"But I think that the truth in my argument is that there is no correlation between the benefit of the common good and the intent of the wealthy person. While you say it doesn't matter, I think it does."
Intentions matter, but good intentions can lead to bad outcomes, thus it depends on the means and consequences.
Think: well-intended socialists who wish to centrally plan for an entire economy of 80 million people without using prices caused by the market. (i.e. Soviet Union, 70 years of inefficiency and high social costs imposed by a very authoritarian state).
Do the intentions of the wealthy matter? As I keep saying, it depends on the means and consequences of their exchange.
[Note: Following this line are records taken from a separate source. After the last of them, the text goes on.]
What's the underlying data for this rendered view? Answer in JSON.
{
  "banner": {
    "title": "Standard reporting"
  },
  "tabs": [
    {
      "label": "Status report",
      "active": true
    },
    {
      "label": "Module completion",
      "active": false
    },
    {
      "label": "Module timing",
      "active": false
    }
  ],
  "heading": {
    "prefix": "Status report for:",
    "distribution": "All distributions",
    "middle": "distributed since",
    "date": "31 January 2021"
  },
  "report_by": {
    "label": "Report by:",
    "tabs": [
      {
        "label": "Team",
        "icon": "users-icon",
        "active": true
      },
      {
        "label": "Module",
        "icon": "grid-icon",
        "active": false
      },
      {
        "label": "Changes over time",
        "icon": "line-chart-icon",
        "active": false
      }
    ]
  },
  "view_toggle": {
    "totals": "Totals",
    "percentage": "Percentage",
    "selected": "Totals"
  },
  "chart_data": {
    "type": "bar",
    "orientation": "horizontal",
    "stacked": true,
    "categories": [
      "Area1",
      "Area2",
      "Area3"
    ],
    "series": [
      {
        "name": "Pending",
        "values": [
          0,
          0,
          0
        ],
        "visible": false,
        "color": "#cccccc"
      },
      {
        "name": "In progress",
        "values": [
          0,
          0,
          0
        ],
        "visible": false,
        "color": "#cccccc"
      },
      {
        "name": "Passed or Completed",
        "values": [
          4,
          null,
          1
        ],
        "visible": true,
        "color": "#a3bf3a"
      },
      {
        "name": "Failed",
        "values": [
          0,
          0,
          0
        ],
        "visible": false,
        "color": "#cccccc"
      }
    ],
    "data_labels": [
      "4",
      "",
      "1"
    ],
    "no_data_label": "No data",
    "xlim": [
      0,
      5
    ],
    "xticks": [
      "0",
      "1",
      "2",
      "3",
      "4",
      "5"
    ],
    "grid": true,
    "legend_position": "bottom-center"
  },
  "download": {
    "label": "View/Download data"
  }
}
To be clear, I've been saying that intentions Alone do not matter; the means and consequences do however. (see voluntary v. involuntary exchange part)."Money looks the same whether you earned it through labor or stole it from a child right? "
The source of the gain hinges on the consequences and means, which completely differ in both cases.
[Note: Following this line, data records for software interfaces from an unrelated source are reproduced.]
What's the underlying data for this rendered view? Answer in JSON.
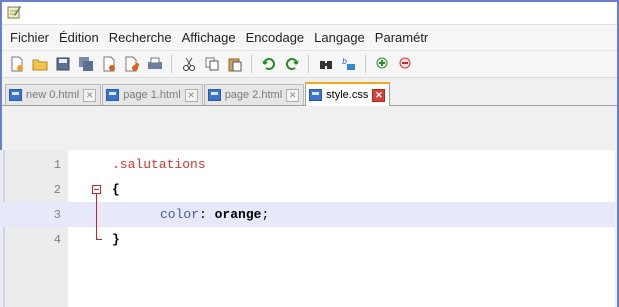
{
  "menu": {
    "items": [
      "Fichier",
      "Édition",
      "Recherche",
      "Affichage",
      "Encodage",
      "Langage",
      "Paramétr"
    ]
  },
  "toolbar": {
    "icons": [
      "new-file-icon",
      "open-file-icon",
      "save-icon",
      "save-all-icon",
      "close-icon",
      "close-all-icon",
      "print-icon",
      "cut-icon",
      "copy-icon",
      "paste-icon",
      "undo-icon",
      "redo-icon",
      "find-icon",
      "replace-icon",
      "zoom-in-icon",
      "zoom-out-icon"
    ]
  },
  "tabs": [
    {
      "label": "new  0.html",
      "active": false
    },
    {
      "label": "page 1.html",
      "active": false
    },
    {
      "label": "page 2.html",
      "active": false
    },
    {
      "label": "style.css",
      "active": true
    }
  ],
  "editor": {
    "lines": [
      {
        "num": "1",
        "text": ".salutations"
      },
      {
        "num": "2",
        "text": "{"
      },
      {
        "num": "3",
        "prop": "color",
        "colon": ": ",
        "value": "orange",
        "semi": ";"
      },
      {
        "num": "4",
        "text": "}"
      }
    ]
  },
  "colors": {
    "accent_tab": "#f5a623",
    "current_line": "#e8e8fb",
    "selector": "#e03030",
    "fold_marker": "#cc2222"
  }
}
If you involuntarily extract money (means), you create a zero-sum exchange (consequence).
Trade (through labor or whatever):
If you voluntary exchange goods (one trading money, the other trading X), then you have a mutually beneficial exchange. (Because both parties value the good that they wish to trade for).
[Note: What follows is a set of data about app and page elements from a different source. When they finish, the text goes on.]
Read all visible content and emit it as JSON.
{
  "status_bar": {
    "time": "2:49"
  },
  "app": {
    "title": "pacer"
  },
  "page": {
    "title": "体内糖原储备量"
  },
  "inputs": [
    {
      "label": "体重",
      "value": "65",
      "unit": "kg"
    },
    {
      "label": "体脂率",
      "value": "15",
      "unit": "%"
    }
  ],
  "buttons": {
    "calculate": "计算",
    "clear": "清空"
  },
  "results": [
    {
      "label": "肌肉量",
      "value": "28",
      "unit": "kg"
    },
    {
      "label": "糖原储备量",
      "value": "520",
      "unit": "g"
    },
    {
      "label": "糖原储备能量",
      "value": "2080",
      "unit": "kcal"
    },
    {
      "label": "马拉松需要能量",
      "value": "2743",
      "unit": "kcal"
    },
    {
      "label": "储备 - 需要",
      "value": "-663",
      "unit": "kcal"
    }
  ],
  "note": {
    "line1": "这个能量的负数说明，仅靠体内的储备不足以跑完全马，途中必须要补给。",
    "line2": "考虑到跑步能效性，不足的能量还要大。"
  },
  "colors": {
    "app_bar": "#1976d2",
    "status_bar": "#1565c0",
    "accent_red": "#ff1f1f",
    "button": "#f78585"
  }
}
Money 'looks the same' superficially, but that doesn't matter without considering consequences and means.
s far as the common people thriving on the droppings of the rich I am unsure of its universal accuracy. If I eat an apple and throw the core in the woods I rest assured that some animal will probably get a nice meal out of it and feel relatively good about my action. However, if I change the oil in my car and throw the filter into the woods because I didn't feel like taking it to the recycling center I can pretty much assume that I did something shitty and selfish.
I have no idea how you imposing negligible negative externalities (i.e. polluting) somehow equate to the rich guy and common people thriving on droppings, which is another depiction that is completely inaccurate (too normative).